▶ [WHAT NEEDS TO BE DONE]
Print the listing below again, exactly. Skip the pictures.

......

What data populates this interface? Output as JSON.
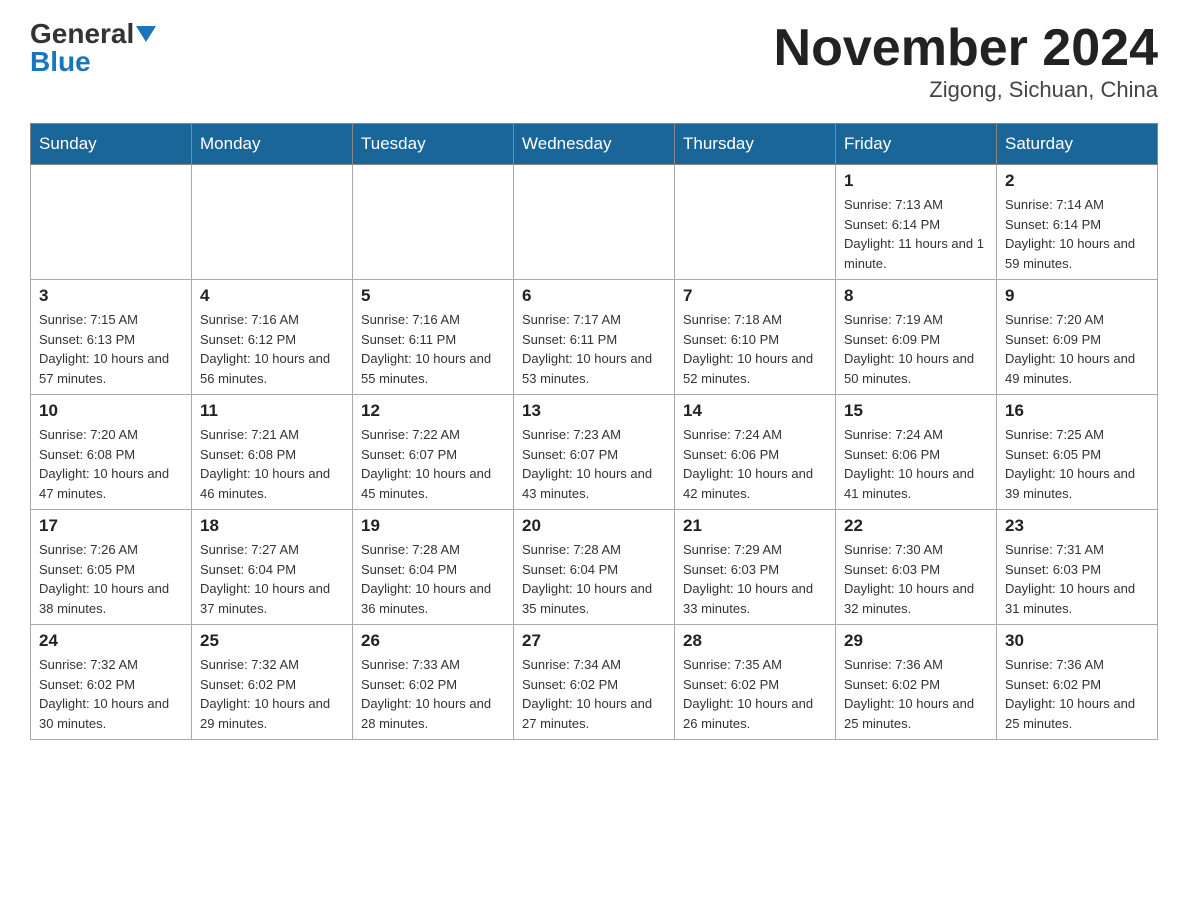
{
  "header": {
    "logo_general": "General",
    "logo_blue": "Blue",
    "month_title": "November 2024",
    "location": "Zigong, Sichuan, China"
  },
  "weekdays": [
    "Sunday",
    "Monday",
    "Tuesday",
    "Wednesday",
    "Thursday",
    "Friday",
    "Saturday"
  ],
  "weeks": [
    [
      {
        "day": "",
        "info": ""
      },
      {
        "day": "",
        "info": ""
      },
      {
        "day": "",
        "info": ""
      },
      {
        "day": "",
        "info": ""
      },
      {
        "day": "",
        "info": ""
      },
      {
        "day": "1",
        "info": "Sunrise: 7:13 AM\nSunset: 6:14 PM\nDaylight: 11 hours and 1 minute."
      },
      {
        "day": "2",
        "info": "Sunrise: 7:14 AM\nSunset: 6:14 PM\nDaylight: 10 hours and 59 minutes."
      }
    ],
    [
      {
        "day": "3",
        "info": "Sunrise: 7:15 AM\nSunset: 6:13 PM\nDaylight: 10 hours and 57 minutes."
      },
      {
        "day": "4",
        "info": "Sunrise: 7:16 AM\nSunset: 6:12 PM\nDaylight: 10 hours and 56 minutes."
      },
      {
        "day": "5",
        "info": "Sunrise: 7:16 AM\nSunset: 6:11 PM\nDaylight: 10 hours and 55 minutes."
      },
      {
        "day": "6",
        "info": "Sunrise: 7:17 AM\nSunset: 6:11 PM\nDaylight: 10 hours and 53 minutes."
      },
      {
        "day": "7",
        "info": "Sunrise: 7:18 AM\nSunset: 6:10 PM\nDaylight: 10 hours and 52 minutes."
      },
      {
        "day": "8",
        "info": "Sunrise: 7:19 AM\nSunset: 6:09 PM\nDaylight: 10 hours and 50 minutes."
      },
      {
        "day": "9",
        "info": "Sunrise: 7:20 AM\nSunset: 6:09 PM\nDaylight: 10 hours and 49 minutes."
      }
    ],
    [
      {
        "day": "10",
        "info": "Sunrise: 7:20 AM\nSunset: 6:08 PM\nDaylight: 10 hours and 47 minutes."
      },
      {
        "day": "11",
        "info": "Sunrise: 7:21 AM\nSunset: 6:08 PM\nDaylight: 10 hours and 46 minutes."
      },
      {
        "day": "12",
        "info": "Sunrise: 7:22 AM\nSunset: 6:07 PM\nDaylight: 10 hours and 45 minutes."
      },
      {
        "day": "13",
        "info": "Sunrise: 7:23 AM\nSunset: 6:07 PM\nDaylight: 10 hours and 43 minutes."
      },
      {
        "day": "14",
        "info": "Sunrise: 7:24 AM\nSunset: 6:06 PM\nDaylight: 10 hours and 42 minutes."
      },
      {
        "day": "15",
        "info": "Sunrise: 7:24 AM\nSunset: 6:06 PM\nDaylight: 10 hours and 41 minutes."
      },
      {
        "day": "16",
        "info": "Sunrise: 7:25 AM\nSunset: 6:05 PM\nDaylight: 10 hours and 39 minutes."
      }
    ],
    [
      {
        "day": "17",
        "info": "Sunrise: 7:26 AM\nSunset: 6:05 PM\nDaylight: 10 hours and 38 minutes."
      },
      {
        "day": "18",
        "info": "Sunrise: 7:27 AM\nSunset: 6:04 PM\nDaylight: 10 hours and 37 minutes."
      },
      {
        "day": "19",
        "info": "Sunrise: 7:28 AM\nSunset: 6:04 PM\nDaylight: 10 hours and 36 minutes."
      },
      {
        "day": "20",
        "info": "Sunrise: 7:28 AM\nSunset: 6:04 PM\nDaylight: 10 hours and 35 minutes."
      },
      {
        "day": "21",
        "info": "Sunrise: 7:29 AM\nSunset: 6:03 PM\nDaylight: 10 hours and 33 minutes."
      },
      {
        "day": "22",
        "info": "Sunrise: 7:30 AM\nSunset: 6:03 PM\nDaylight: 10 hours and 32 minutes."
      },
      {
        "day": "23",
        "info": "Sunrise: 7:31 AM\nSunset: 6:03 PM\nDaylight: 10 hours and 31 minutes."
      }
    ],
    [
      {
        "day": "24",
        "info": "Sunrise: 7:32 AM\nSunset: 6:02 PM\nDaylight: 10 hours and 30 minutes."
      },
      {
        "day": "25",
        "info": "Sunrise: 7:32 AM\nSunset: 6:02 PM\nDaylight: 10 hours and 29 minutes."
      },
      {
        "day": "26",
        "info": "Sunrise: 7:33 AM\nSunset: 6:02 PM\nDaylight: 10 hours and 28 minutes."
      },
      {
        "day": "27",
        "info": "Sunrise: 7:34 AM\nSunset: 6:02 PM\nDaylight: 10 hours and 27 minutes."
      },
      {
        "day": "28",
        "info": "Sunrise: 7:35 AM\nSunset: 6:02 PM\nDaylight: 10 hours and 26 minutes."
      },
      {
        "day": "29",
        "info": "Sunrise: 7:36 AM\nSunset: 6:02 PM\nDaylight: 10 hours and 25 minutes."
      },
      {
        "day": "30",
        "info": "Sunrise: 7:36 AM\nSunset: 6:02 PM\nDaylight: 10 hours and 25 minutes."
      }
    ]
  ]
}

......

▶ [ANSWER TO THIS TASK]
What data populates this interface? Output as JSON.
{
  "header": {
    "logo_general": "General",
    "logo_blue": "Blue",
    "month_title": "November 2024",
    "location": "Zigong, Sichuan, China"
  },
  "weekdays": [
    "Sunday",
    "Monday",
    "Tuesday",
    "Wednesday",
    "Thursday",
    "Friday",
    "Saturday"
  ],
  "weeks": [
    [
      {
        "day": "",
        "info": ""
      },
      {
        "day": "",
        "info": ""
      },
      {
        "day": "",
        "info": ""
      },
      {
        "day": "",
        "info": ""
      },
      {
        "day": "",
        "info": ""
      },
      {
        "day": "1",
        "info": "Sunrise: 7:13 AM\nSunset: 6:14 PM\nDaylight: 11 hours and 1 minute."
      },
      {
        "day": "2",
        "info": "Sunrise: 7:14 AM\nSunset: 6:14 PM\nDaylight: 10 hours and 59 minutes."
      }
    ],
    [
      {
        "day": "3",
        "info": "Sunrise: 7:15 AM\nSunset: 6:13 PM\nDaylight: 10 hours and 57 minutes."
      },
      {
        "day": "4",
        "info": "Sunrise: 7:16 AM\nSunset: 6:12 PM\nDaylight: 10 hours and 56 minutes."
      },
      {
        "day": "5",
        "info": "Sunrise: 7:16 AM\nSunset: 6:11 PM\nDaylight: 10 hours and 55 minutes."
      },
      {
        "day": "6",
        "info": "Sunrise: 7:17 AM\nSunset: 6:11 PM\nDaylight: 10 hours and 53 minutes."
      },
      {
        "day": "7",
        "info": "Sunrise: 7:18 AM\nSunset: 6:10 PM\nDaylight: 10 hours and 52 minutes."
      },
      {
        "day": "8",
        "info": "Sunrise: 7:19 AM\nSunset: 6:09 PM\nDaylight: 10 hours and 50 minutes."
      },
      {
        "day": "9",
        "info": "Sunrise: 7:20 AM\nSunset: 6:09 PM\nDaylight: 10 hours and 49 minutes."
      }
    ],
    [
      {
        "day": "10",
        "info": "Sunrise: 7:20 AM\nSunset: 6:08 PM\nDaylight: 10 hours and 47 minutes."
      },
      {
        "day": "11",
        "info": "Sunrise: 7:21 AM\nSunset: 6:08 PM\nDaylight: 10 hours and 46 minutes."
      },
      {
        "day": "12",
        "info": "Sunrise: 7:22 AM\nSunset: 6:07 PM\nDaylight: 10 hours and 45 minutes."
      },
      {
        "day": "13",
        "info": "Sunrise: 7:23 AM\nSunset: 6:07 PM\nDaylight: 10 hours and 43 minutes."
      },
      {
        "day": "14",
        "info": "Sunrise: 7:24 AM\nSunset: 6:06 PM\nDaylight: 10 hours and 42 minutes."
      },
      {
        "day": "15",
        "info": "Sunrise: 7:24 AM\nSunset: 6:06 PM\nDaylight: 10 hours and 41 minutes."
      },
      {
        "day": "16",
        "info": "Sunrise: 7:25 AM\nSunset: 6:05 PM\nDaylight: 10 hours and 39 minutes."
      }
    ],
    [
      {
        "day": "17",
        "info": "Sunrise: 7:26 AM\nSunset: 6:05 PM\nDaylight: 10 hours and 38 minutes."
      },
      {
        "day": "18",
        "info": "Sunrise: 7:27 AM\nSunset: 6:04 PM\nDaylight: 10 hours and 37 minutes."
      },
      {
        "day": "19",
        "info": "Sunrise: 7:28 AM\nSunset: 6:04 PM\nDaylight: 10 hours and 36 minutes."
      },
      {
        "day": "20",
        "info": "Sunrise: 7:28 AM\nSunset: 6:04 PM\nDaylight: 10 hours and 35 minutes."
      },
      {
        "day": "21",
        "info": "Sunrise: 7:29 AM\nSunset: 6:03 PM\nDaylight: 10 hours and 33 minutes."
      },
      {
        "day": "22",
        "info": "Sunrise: 7:30 AM\nSunset: 6:03 PM\nDaylight: 10 hours and 32 minutes."
      },
      {
        "day": "23",
        "info": "Sunrise: 7:31 AM\nSunset: 6:03 PM\nDaylight: 10 hours and 31 minutes."
      }
    ],
    [
      {
        "day": "24",
        "info": "Sunrise: 7:32 AM\nSunset: 6:02 PM\nDaylight: 10 hours and 30 minutes."
      },
      {
        "day": "25",
        "info": "Sunrise: 7:32 AM\nSunset: 6:02 PM\nDaylight: 10 hours and 29 minutes."
      },
      {
        "day": "26",
        "info": "Sunrise: 7:33 AM\nSunset: 6:02 PM\nDaylight: 10 hours and 28 minutes."
      },
      {
        "day": "27",
        "info": "Sunrise: 7:34 AM\nSunset: 6:02 PM\nDaylight: 10 hours and 27 minutes."
      },
      {
        "day": "28",
        "info": "Sunrise: 7:35 AM\nSunset: 6:02 PM\nDaylight: 10 hours and 26 minutes."
      },
      {
        "day": "29",
        "info": "Sunrise: 7:36 AM\nSunset: 6:02 PM\nDaylight: 10 hours and 25 minutes."
      },
      {
        "day": "30",
        "info": "Sunrise: 7:36 AM\nSunset: 6:02 PM\nDaylight: 10 hours and 25 minutes."
      }
    ]
  ]
}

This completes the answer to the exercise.